Beans, lentils and other legumes are rich sources of non-digestible carbohydrates which help slow down the pace at which other carbohydrates get broken down. They also keep us feeling fuller for longer, increase the absorption of important minerals and promote a phenomenon known as the 'second meal effect'. This is where we're not only satisfied for longer but we also tend to eat less at our next meal or snack.
A deficiency of vitamin D often causes us to eat more.1 Exercising outdoors for half an hour a day, preferably with bare arms and legs, increases vitamin D synthesis and helps to ensure we don't become deficient. Mackerel, herring, tinned salmon, tinned sardines and eggs also provide small to reasonable levels of vitamin D.
Sleep deprivation upsets the balance of the hunger and fullness hormones, ghrelin and leptin, which prompts disordered eating patterns.2 One of the major reasons we find it difficult to get to sleep, or wake up too early, is because blood sugar levels have plummeted. A small bedtime snack, taken at least half an hour before bed, that contains foods rich in the sleep-inducing chemical, serotonin, can be a life-saver. So before you turn in for the night, have a mug of hot chocolate made with soya milk and 70% cocoa solids dark chocolate granules, a small plate of porridge with a drizzle of honey, or a small tub of natural cottage cheese with a handful of mixed seeds.
Nothing beats a healthy, balanced diet to provide all the nutrients we need. But when this isn’t possible, supplements can help. This article isn’t intended to replace medical advice. Please consult your healthcare professional before trying supplements or herbal medicines.
1Belenchia A et al. (2013). Correcting vitamin D insufficiency improves insulin sensitivity in obese adolescents: a randomized controlled trial, The American Journal of Clinical Nutrition

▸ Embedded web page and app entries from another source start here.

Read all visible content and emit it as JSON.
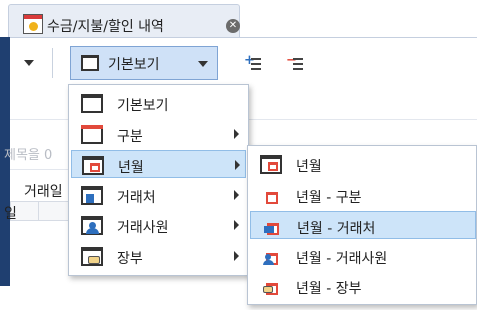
{
  "tab": {
    "title": "수금/지불/할인 내역",
    "close_glyph": "✕"
  },
  "toolbar": {
    "view_label": "기본보기"
  },
  "background": {
    "search_placeholder": "제목을 0",
    "col1": "거래일",
    "col2": "일"
  },
  "view_menu": {
    "items": [
      {
        "label": "기본보기",
        "icon": "window-icon",
        "submenu": false
      },
      {
        "label": "구분",
        "icon": "category-window-icon",
        "submenu": true
      },
      {
        "label": "년월",
        "icon": "calendar-icon",
        "submenu": true,
        "highlighted": true
      },
      {
        "label": "거래처",
        "icon": "company-icon",
        "submenu": true
      },
      {
        "label": "거래사원",
        "icon": "person-icon",
        "submenu": true
      },
      {
        "label": "장부",
        "icon": "ledger-icon",
        "submenu": true
      }
    ]
  },
  "submenu": {
    "items": [
      {
        "label": "년월",
        "icon": "calendar-window-icon"
      },
      {
        "label": "년월 - 구분",
        "icon": "calendar-category-icon"
      },
      {
        "label": "년월 - 거래처",
        "icon": "calendar-company-icon",
        "highlighted": true
      },
      {
        "label": "년월 - 거래사원",
        "icon": "calendar-person-icon"
      },
      {
        "label": "년월 - 장부",
        "icon": "calendar-ledger-icon"
      }
    ]
  },
  "colors": {
    "highlight": "#cde4f9",
    "highlight_border": "#91bde7",
    "accent_red": "#e2493b",
    "accent_blue": "#2e6fbe",
    "navy_edge": "#1f3f70"
  }
}
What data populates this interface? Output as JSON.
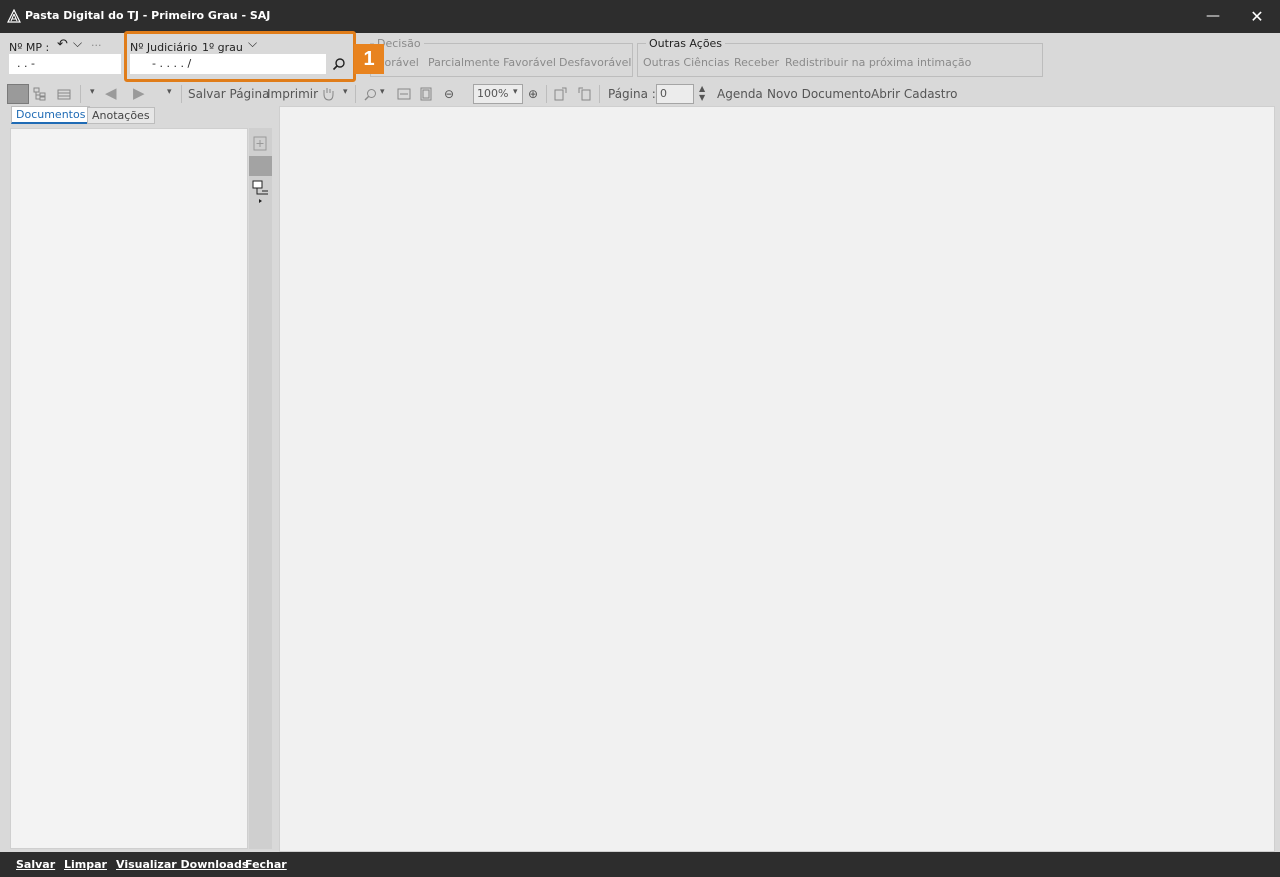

2Taheri S at al. (2004). Short Sleep Duration Is Associated with Reduced Leptin, Elevated Ghrelin, and Increased Body Mass Index, PLOS Medicine